BioScrum: Planting the Seeds
First off, I would like to thank you all for visiting and helping me move this journey forward. I have received so many responses since my first post and I feel really humbled for all the support for #bringingagilitytoscience.
In today’s post, I wanted to highlight the first part to the BioScrum Series and announce that BioScrum LLC will be officially launching end of August 2017!!! To set the stage before launch, I wanted to highlight key scenarios and the importance of planting the seeds for agility and using the right tools to grow your organization.
Planting the Seed:
Flower seeds can come in all sorts of varieties. And even after planting these seeds in different locations, with the right environment, tools, and resources, you achieve the same product at the end: a colorful, blossomed flower.
This is similar to planting the agility seeds in an organization.

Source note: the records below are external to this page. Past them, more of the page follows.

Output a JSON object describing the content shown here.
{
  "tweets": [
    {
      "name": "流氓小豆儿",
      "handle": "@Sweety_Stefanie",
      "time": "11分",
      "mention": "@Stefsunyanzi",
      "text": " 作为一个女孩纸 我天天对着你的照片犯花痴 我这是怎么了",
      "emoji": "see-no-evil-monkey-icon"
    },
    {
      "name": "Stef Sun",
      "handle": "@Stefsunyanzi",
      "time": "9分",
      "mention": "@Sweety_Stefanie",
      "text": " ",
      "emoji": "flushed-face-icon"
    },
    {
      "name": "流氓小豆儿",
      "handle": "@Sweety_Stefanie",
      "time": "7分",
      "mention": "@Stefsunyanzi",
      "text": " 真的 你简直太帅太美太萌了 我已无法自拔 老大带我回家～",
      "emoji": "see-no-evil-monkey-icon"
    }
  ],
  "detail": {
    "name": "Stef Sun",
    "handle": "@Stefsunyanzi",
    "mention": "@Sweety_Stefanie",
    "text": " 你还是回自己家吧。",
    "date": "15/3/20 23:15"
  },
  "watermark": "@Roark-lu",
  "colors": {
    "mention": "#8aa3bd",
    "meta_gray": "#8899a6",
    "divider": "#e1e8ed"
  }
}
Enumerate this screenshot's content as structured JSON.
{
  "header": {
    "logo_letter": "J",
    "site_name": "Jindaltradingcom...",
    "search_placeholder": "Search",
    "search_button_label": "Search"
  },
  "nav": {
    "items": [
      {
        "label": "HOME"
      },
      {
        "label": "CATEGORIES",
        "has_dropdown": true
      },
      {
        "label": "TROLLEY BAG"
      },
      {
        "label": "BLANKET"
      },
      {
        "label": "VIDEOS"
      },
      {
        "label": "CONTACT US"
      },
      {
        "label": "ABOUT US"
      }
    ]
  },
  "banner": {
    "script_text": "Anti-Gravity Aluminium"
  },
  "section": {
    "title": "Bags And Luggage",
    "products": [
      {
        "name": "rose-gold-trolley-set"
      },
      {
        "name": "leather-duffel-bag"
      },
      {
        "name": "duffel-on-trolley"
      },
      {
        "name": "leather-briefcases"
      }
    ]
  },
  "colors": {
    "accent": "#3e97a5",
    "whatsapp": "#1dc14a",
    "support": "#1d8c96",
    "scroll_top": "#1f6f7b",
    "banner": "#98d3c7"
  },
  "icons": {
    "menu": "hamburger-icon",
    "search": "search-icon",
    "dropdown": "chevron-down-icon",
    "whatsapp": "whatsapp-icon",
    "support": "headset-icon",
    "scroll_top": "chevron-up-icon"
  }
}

With the right environment (which includes the “Agile Mindset“), the right tools (which include tools in the toolkit), and the right resources (which include coaches, mentors, stakeholders, and individuals playing the right role), all comes together forming your end product. In Biotech, this product is usually some panel analyzing selected genes and biomarkers. Precision Medicine and Genomics has a very bright future ahead, but what adds to the complexity to the workflow is the different stages the sample goes through and the resources it involves. Aside from the technicalities, we don’t see agility due to the impediments I mentioned in my second post. So how will BioScrum Processes help plant the seed when the soil has to many rocks and gravel (impediments) to begin with?
Well, one has to take the tiller/cultivator and redesign the process by understanding the compliance and regulatory issues we all face. They won’t go away, but with the right design, layout, and tools, you can accommodate this impediment. This is just one example of an impediment, but there are many more.
When you have rocky soil, you can always add layers of topsoil, choose the right plant seed, or start tilling until you have a plant bed good enough to work with. You can do the same in an organization!
Daily Plant Status:
One example we all see in our organizations, particularly biotech organizations, is how quickly our daily standup turns into status meetings. It’s all about the status. Sad, but reality is a lot of workers and scientists depend on each other daily for work that needs to be done. This brings up the second most asked question: What is done? It’s difficult to answer because in most places, another team rather than the source team is governing the definition of done. Why does this happen? Simple, we all are trying to plant our own seed, without analyzing the soil, and hoping that if we put them under the sun and give them the right amount of water (allocating resources), we will have a fully blossomed flower by the end of 3 months (Project Delivery). However, we just missed the whole point of agility, even though we semi-followed the instructions, and did all the ceremonies to grow the plant, we didn’t grow it properly. I think this relates to a lot of biotech/pharma organizations out there. Executives focused on sales, delivery, and customer/client relations sometimes tend to forget that culture, environment, team morale, and true collaboration are also very very important. Take some time out for those who water your plant everyday and acknowledge them (EMPOWER TRUST).
I hope you all enjoyed this post. Sorry in advance, but 2 blogs every week was not possible for me at this time, but with more agility we will get there :). I welcome you all and together lets all focus on #bringingagilitytoscience for delivering high quality science and high quality healthcare to all. Please follow my blog and feel free to reach out to me. If you have any comments/questions, just fill out the contact form and I will surely get back to you. For BioScrum LLC Updates follow us on LinkedIn: click here. Have a great week everyone and don’t forget to acknowledge someone!